Credit Utilization

Credit utilization is one of the components that makes up 30% of your credit score and helps lenders judge how likely you are to repay debt. It’s calculated by tally-ing up the outstanding balances on your revolving accounts, such as credit cards, and then comparing them to the total amount of available credit on those accounts. The lower the ratio, the better.

A high ratio may signal to lenders that you’re spending more than you can afford, which might suggest you could have trouble paying back additional debt. To maintain a good credit score, you should aim to keep your credit utilization below 30% of your overall available credit.

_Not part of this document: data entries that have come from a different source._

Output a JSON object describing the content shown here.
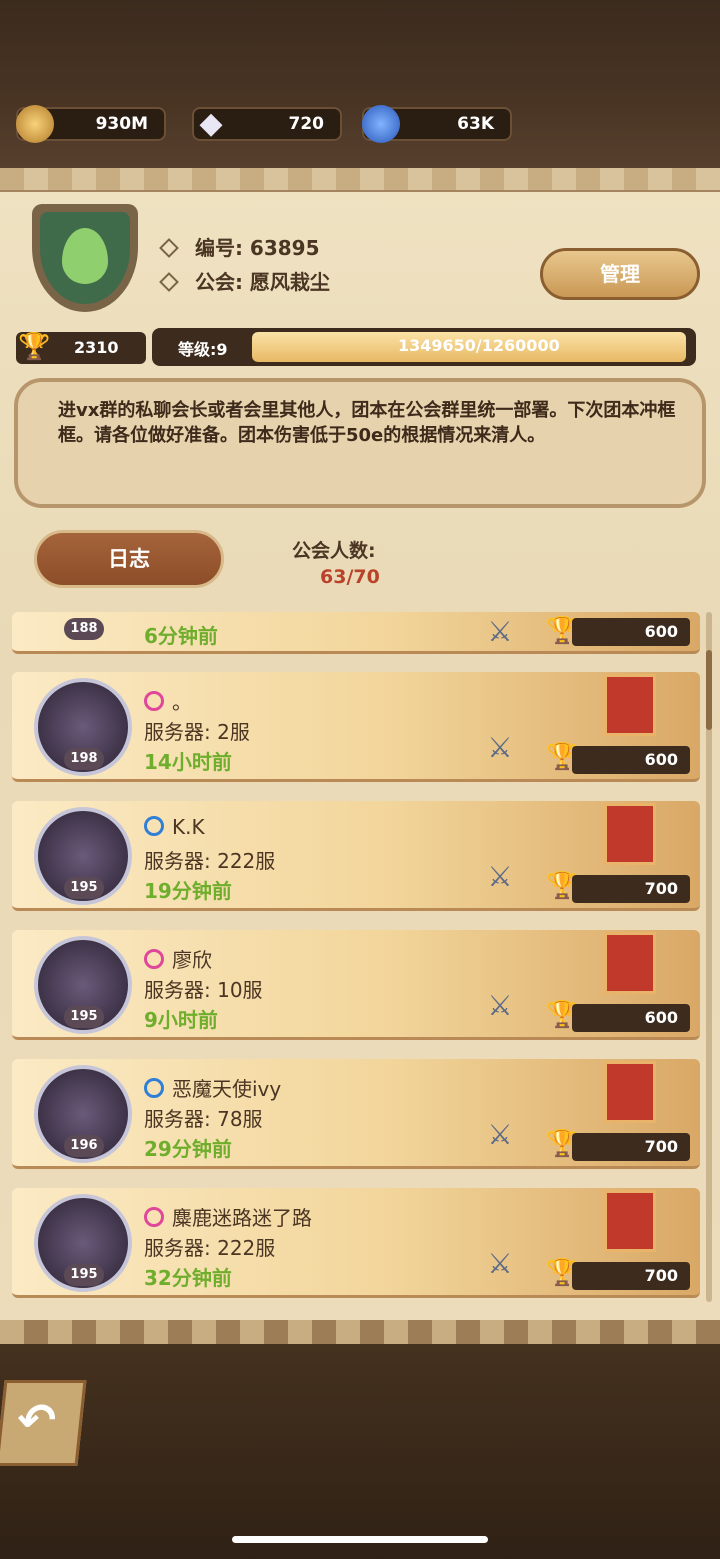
{
  "resources": [
    {
      "icon": "gold-coin-icon",
      "value": "930M"
    },
    {
      "icon": "diamond-icon",
      "value": "720"
    },
    {
      "icon": "blue-gem-icon",
      "value": "63K"
    }
  ],
  "guild": {
    "id_label": "编号: 63895",
    "name_label": "公会: 愿风栽尘",
    "manage_label": "管理",
    "trophy_value": "2310",
    "level_label": "等级:9",
    "exp_text": "1349650/1260000",
    "notice": "进vx群的私聊会长或者会里其他人，团本在公会群里统一部署。下次团本冲框框。请各位做好准备。团本伤害低于50e的根据情况来清人。",
    "log_label": "日志",
    "members_label": "公会人数:",
    "members_value": "63/70"
  },
  "members": [
    {
      "level": "188",
      "name": "",
      "gender": "female",
      "server": "",
      "time": "6分钟前",
      "score": "600"
    },
    {
      "level": "198",
      "name": "。",
      "gender": "female",
      "server": "服务器: 2服",
      "time": "14小时前",
      "score": "600"
    },
    {
      "level": "195",
      "name": "K.K",
      "gender": "male",
      "server": "服务器: 222服",
      "time": "19分钟前",
      "score": "700"
    },
    {
      "level": "195",
      "name": "廖欣",
      "gender": "female",
      "server": "服务器: 10服",
      "time": "9小时前",
      "score": "600"
    },
    {
      "level": "196",
      "name": "恶魔天使ivy",
      "gender": "male",
      "server": "服务器: 78服",
      "time": "29分钟前",
      "score": "700"
    },
    {
      "level": "195",
      "name": "麋鹿迷路迷了路",
      "gender": "female",
      "server": "服务器: 222服",
      "time": "32分钟前",
      "score": "700"
    }
  ],
  "colors": {
    "female": "#e0479a",
    "male": "#2f7fd6",
    "online_time": "#6fae2d"
  }
}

It’s possible to reduce your credit card utilization by asking your lender for a credit limit increase. This is particularly a good strategy if you’re using credit cards to make recurring purchases and then paying them off when your billing cycle ends to avoid accruing interest.

You might also try to use an installment loan, like a personal loan or auto loan, to pay off your credit card balances. This approach is commonly referred to as debt consolidation and can help you save money by reducing your total amount of outstanding debt, which lowers your credit utilization ratio and improves your credit scores in the process. The key is to ensure the installment loan has a low interest rate and can be paid off within a reasonable time frame so you can avoid paying extra in finance charges.

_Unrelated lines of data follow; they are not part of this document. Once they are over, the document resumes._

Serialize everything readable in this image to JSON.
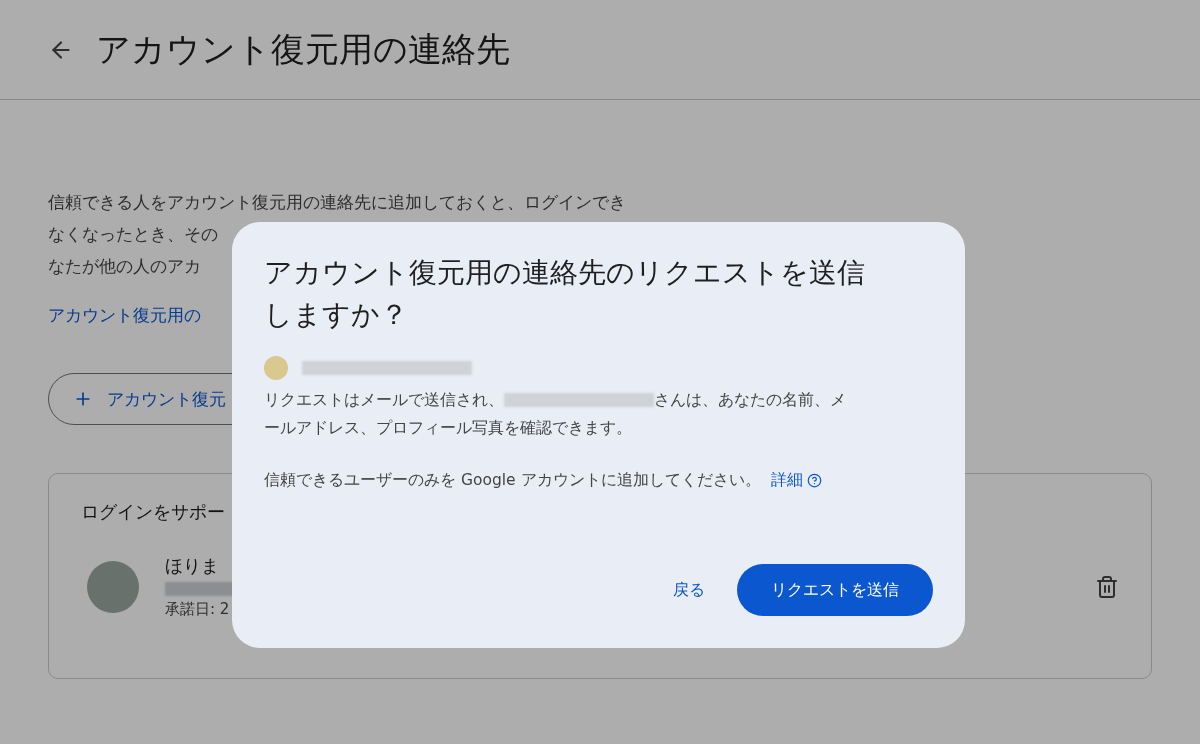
{
  "page": {
    "title": "アカウント復元用の連絡先",
    "description_lines": [
      "信頼できる人をアカウント復元用の連絡先に追加しておくと、ログインでき",
      "なくなったとき、その",
      "なたが他の人のアカ"
    ],
    "link": "アカウント復元用の",
    "add_button": "アカウント復元"
  },
  "card": {
    "title": "ログインをサポー",
    "contact": {
      "name": "ほりま",
      "accepted": "承諾日: 2"
    }
  },
  "dialog": {
    "title": "アカウント復元用の連絡先のリクエストを送信しますか？",
    "body_before": "リクエストはメールで送信され、",
    "body_after": "さんは、あなたの名前、メ",
    "body_line2": "ールアドレス、プロフィール写真を確認できます。",
    "note": "信頼できるユーザーのみを Google アカウントに追加してください。",
    "link": "詳細",
    "buttons": [
      {
        "label": "戻る",
        "kind": "text"
      },
      {
        "label": "リクエストを送信",
        "kind": "filled"
      }
    ]
  }
}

New Credit

Inquiries are listed on your credit report and count for 10% of a credit score. This category looks at new accounts, credit lines or loans that you have applied for. Credit scoring models take into account how many inquiries you have, the types of accounts and whether you were approved or denied for the credit line.

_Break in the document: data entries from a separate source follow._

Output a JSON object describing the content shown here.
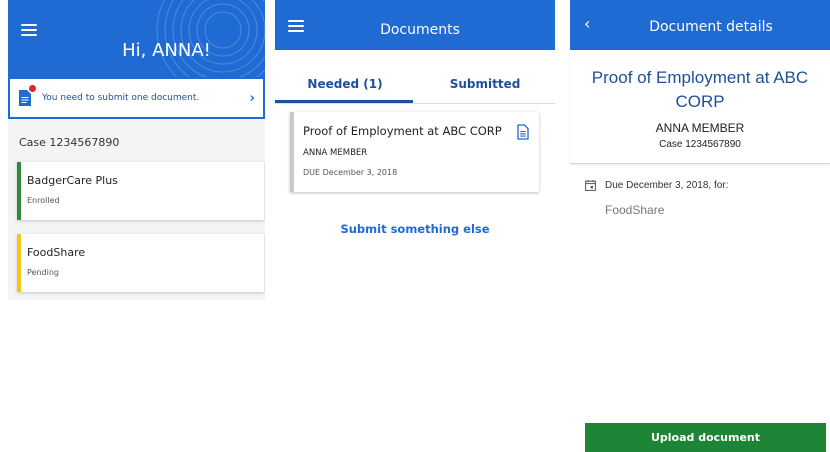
{
  "home": {
    "greeting": "Hi, ANNA!",
    "notice": "You need to submit one document.",
    "case_number": "Case 1234567890",
    "programs": [
      {
        "name": "BadgerCare Plus",
        "status": "Enrolled",
        "color": "#2e8b3d"
      },
      {
        "name": "FoodShare",
        "status": "Pending",
        "color": "#f2c916"
      }
    ]
  },
  "documents": {
    "title": "Documents",
    "tabs": [
      {
        "label": "Needed (1)",
        "selected": true
      },
      {
        "label": "Submitted",
        "selected": false
      }
    ],
    "items": [
      {
        "title": "Proof of Employment at ABC CORP",
        "member": "ANNA MEMBER",
        "due": "DUE December 3, 2018"
      }
    ],
    "submit_else": "Submit something else"
  },
  "details": {
    "title": "Document details",
    "doc_title": "Proof of Employment at ABC CORP",
    "member": "ANNA MEMBER",
    "case": "Case 1234567890",
    "due": "Due December 3, 2018, for:",
    "program": "FoodShare",
    "upload_label": "Upload document"
  },
  "colors": {
    "brand_blue": "#1f6ad3",
    "dark_blue": "#1f4f9a",
    "upload_green": "#1e8536",
    "alert_red": "#e0232c"
  }
}
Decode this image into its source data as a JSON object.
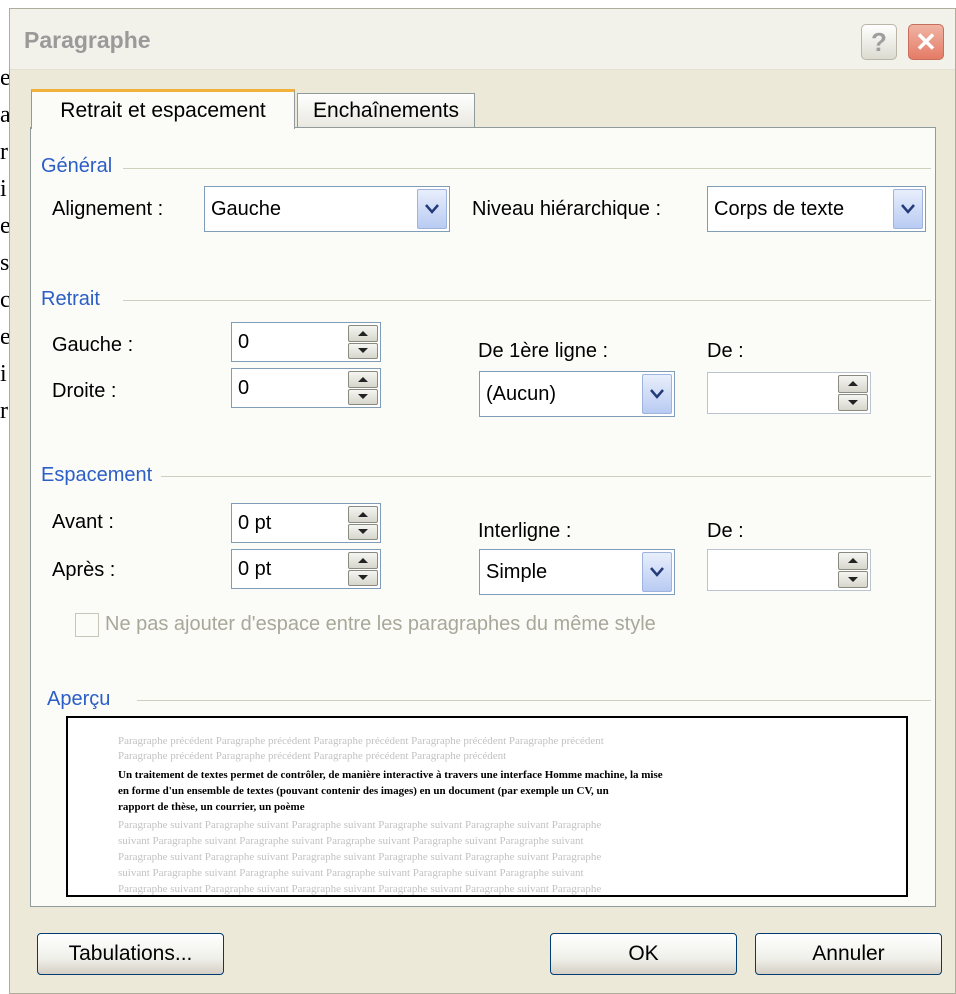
{
  "background_doc": {
    "chars": [
      "e",
      "a",
      "r",
      "i",
      "e",
      "s",
      "c",
      "e",
      "i",
      "r"
    ]
  },
  "title": "Paragraphe",
  "titlebar_buttons": {
    "help": "?",
    "close": "✕"
  },
  "tabs": [
    {
      "label": "Retrait et espacement",
      "active": true
    },
    {
      "label": "Enchaînements",
      "active": false
    }
  ],
  "general": {
    "heading": "Général",
    "alignment_label": "Alignement :",
    "alignment_value": "Gauche",
    "level_label": "Niveau hiérarchique :",
    "level_value": "Corps de texte"
  },
  "indent": {
    "heading": "Retrait",
    "left_label": "Gauche :",
    "left_value": "0",
    "right_label": "Droite :",
    "right_value": "0",
    "first_line_label": "De 1ère ligne :",
    "first_line_value": "(Aucun)",
    "by_label": "De :",
    "by_value": ""
  },
  "spacing": {
    "heading": "Espacement",
    "before_label": "Avant :",
    "before_value": "0 pt",
    "after_label": "Après :",
    "after_value": "0 pt",
    "line_label": "Interligne :",
    "line_value": "Simple",
    "at_label": "De :",
    "at_value": "",
    "no_space_checkbox_label": "Ne pas ajouter d'espace entre les paragraphes du même style",
    "no_space_checked": false
  },
  "preview": {
    "heading": "Aperçu",
    "prev_lines": [
      "Paragraphe précédent Paragraphe précédent Paragraphe précédent Paragraphe précédent Paragraphe précédent",
      "Paragraphe précédent Paragraphe précédent Paragraphe précédent Paragraphe précédent"
    ],
    "current_lines": [
      "Un traitement de textes permet de contrôler, de manière interactive à travers une interface Homme machine, la mise",
      "en forme d'un ensemble de textes (pouvant contenir des images) en un document (par exemple un CV, un",
      "rapport de thèse, un courrier, un poème"
    ],
    "next_lines": [
      "Paragraphe suivant Paragraphe suivant Paragraphe suivant Paragraphe suivant Paragraphe suivant Paragraphe",
      "suivant Paragraphe suivant Paragraphe suivant Paragraphe suivant Paragraphe suivant Paragraphe suivant",
      "Paragraphe suivant Paragraphe suivant Paragraphe suivant Paragraphe suivant Paragraphe suivant Paragraphe",
      "suivant Paragraphe suivant Paragraphe suivant Paragraphe suivant Paragraphe suivant Paragraphe suivant",
      "Paragraphe suivant Paragraphe suivant Paragraphe suivant Paragraphe suivant Paragraphe suivant Paragraphe"
    ]
  },
  "buttons": {
    "tabs_button": "Tabulations...",
    "ok": "OK",
    "cancel": "Annuler"
  },
  "colors": {
    "dialog_bg": "#ece9d8",
    "panel_bg": "#fbfbf8",
    "group_heading": "#2b5ec6",
    "active_tab_accent": "#f1b13b",
    "button_border": "#003c74"
  }
}
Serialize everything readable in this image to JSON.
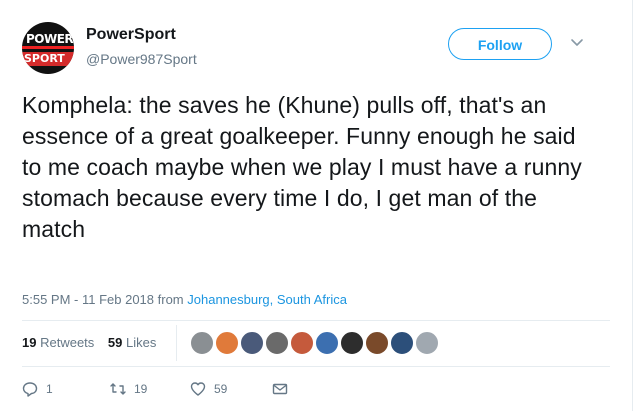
{
  "profile": {
    "name": "PowerSport",
    "handle": "@Power987Sport",
    "avatar_text_top": "POWER",
    "avatar_text_bottom": "SPORT"
  },
  "follow_label": "Follow",
  "tweet": {
    "text": "Komphela: the saves he (Khune) pulls off, that's an essence of a great goalkeeper. Funny enough he said to me coach maybe when we play I must have a runny stomach because every time I do, I get man of the match",
    "timestamp": "5:55 PM - 11 Feb 2018",
    "from_label": "from",
    "location": "Johannesburg, South Africa"
  },
  "stats": {
    "retweets_count": "19",
    "retweets_label": "Retweets",
    "likes_count": "59",
    "likes_label": "Likes"
  },
  "likers": [
    "#8a8f93",
    "#e07a3a",
    "#4a5a7a",
    "#6a6a6a",
    "#c55a3c",
    "#3c6fb0",
    "#2d2d2d",
    "#7a4a2a",
    "#2c4f7a",
    "#a0a8b0"
  ],
  "actions": {
    "reply_count": "1",
    "retweet_count": "19",
    "like_count": "59"
  },
  "colors": {
    "accent": "#1da1f2",
    "link": "#1b95e0",
    "muted": "#657786"
  }
}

The credit scoring model considers that borrowers who apply for several credit lines in a short period of time are more likely to be a high risk borrower. This is why it’s important to spread out your applications over a long period of time before applying for any type of loan or credit card. The good news is that, if you make on-time payments on your new credit lines, the impact to your credit score will be minimal.

Adding new credit lines also increases your available credit, which in turn can positively affect your credit utilization rate and the Length of Credit History component of your score. However, opening a new account may cause your credit utilization to increase slightly, depending on the size of the new line and your previous debt level. Generally speaking, revolving credit will benefit your score while installment loans, like auto or student loans, may hurt it. This is a result of installment debts causing more total amounts owed than revolving debt.

Length of Credit History

A long credit history is one of the five factors that make up a credit score. Though it may seem minor compared to other factors, such as payment history and credit utilization, this category can help lenders see that you have a solid track record of responsible debt management and are likely to pay back what you borrow.

This credit scoring category takes into account how long your individual accounts have been open and, if applicable, the age of your credit history as a whole. Generally, the longer your credit history is, the higher your score will be. A good rule of thumb is to keep your credit cards and other accounts open for as long as possible, especially revolving accounts like credit card balances.

It’s important to note that “credit history” is different from credit age, which can be misleading because these terms are often used interchangeably. However, while credit score models may consider both of these attributes in calculating your credit score, they are typically calculated using different criteria and weightings. For instance, credit scoring models might take into account the average age of your accounts or might only count the age of your oldest account.

This information is gathered by credit reporting agencies, which include the three major credit bureaus: Equifax, Experian, and TransUnion. This information is then compiled into your credit report, which contains the bulk of what determines your credit scores. Items on your credit reports stay there for up to seven years, so it’s important to keep these records clean.